→ EXERCISE DESCRIPTION
Once you find a line containing the word "icon" in the entries below, copy it.
Segment Open
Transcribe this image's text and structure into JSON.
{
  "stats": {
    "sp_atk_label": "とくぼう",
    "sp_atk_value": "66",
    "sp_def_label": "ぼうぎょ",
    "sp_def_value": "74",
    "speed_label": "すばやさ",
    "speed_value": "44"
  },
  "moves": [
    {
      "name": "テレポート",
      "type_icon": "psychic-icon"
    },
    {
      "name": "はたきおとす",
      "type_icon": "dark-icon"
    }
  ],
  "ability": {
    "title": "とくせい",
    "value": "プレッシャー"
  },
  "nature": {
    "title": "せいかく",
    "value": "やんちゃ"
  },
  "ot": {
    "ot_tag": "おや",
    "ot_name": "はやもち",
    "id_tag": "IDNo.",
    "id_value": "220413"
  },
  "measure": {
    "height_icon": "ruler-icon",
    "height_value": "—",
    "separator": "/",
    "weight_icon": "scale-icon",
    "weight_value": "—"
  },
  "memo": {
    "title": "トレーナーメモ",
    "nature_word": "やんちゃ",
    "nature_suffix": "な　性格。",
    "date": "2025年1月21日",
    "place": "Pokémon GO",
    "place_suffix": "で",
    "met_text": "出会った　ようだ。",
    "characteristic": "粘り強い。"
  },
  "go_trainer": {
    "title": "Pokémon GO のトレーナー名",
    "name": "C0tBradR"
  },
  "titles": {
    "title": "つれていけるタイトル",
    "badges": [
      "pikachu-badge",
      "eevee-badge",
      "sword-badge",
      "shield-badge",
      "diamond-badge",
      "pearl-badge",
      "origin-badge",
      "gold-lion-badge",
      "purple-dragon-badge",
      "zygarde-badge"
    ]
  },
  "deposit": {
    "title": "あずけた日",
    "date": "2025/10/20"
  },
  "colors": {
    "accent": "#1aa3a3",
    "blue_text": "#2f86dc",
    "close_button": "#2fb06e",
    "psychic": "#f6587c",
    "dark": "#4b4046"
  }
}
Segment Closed
→ ANSWER FOR THIS EXERCISE
      "type_icon": "psychic-icon"
      "type_icon": "dark-icon"
    "height_icon": "ruler-icon",
    "weight_icon": "scale-icon",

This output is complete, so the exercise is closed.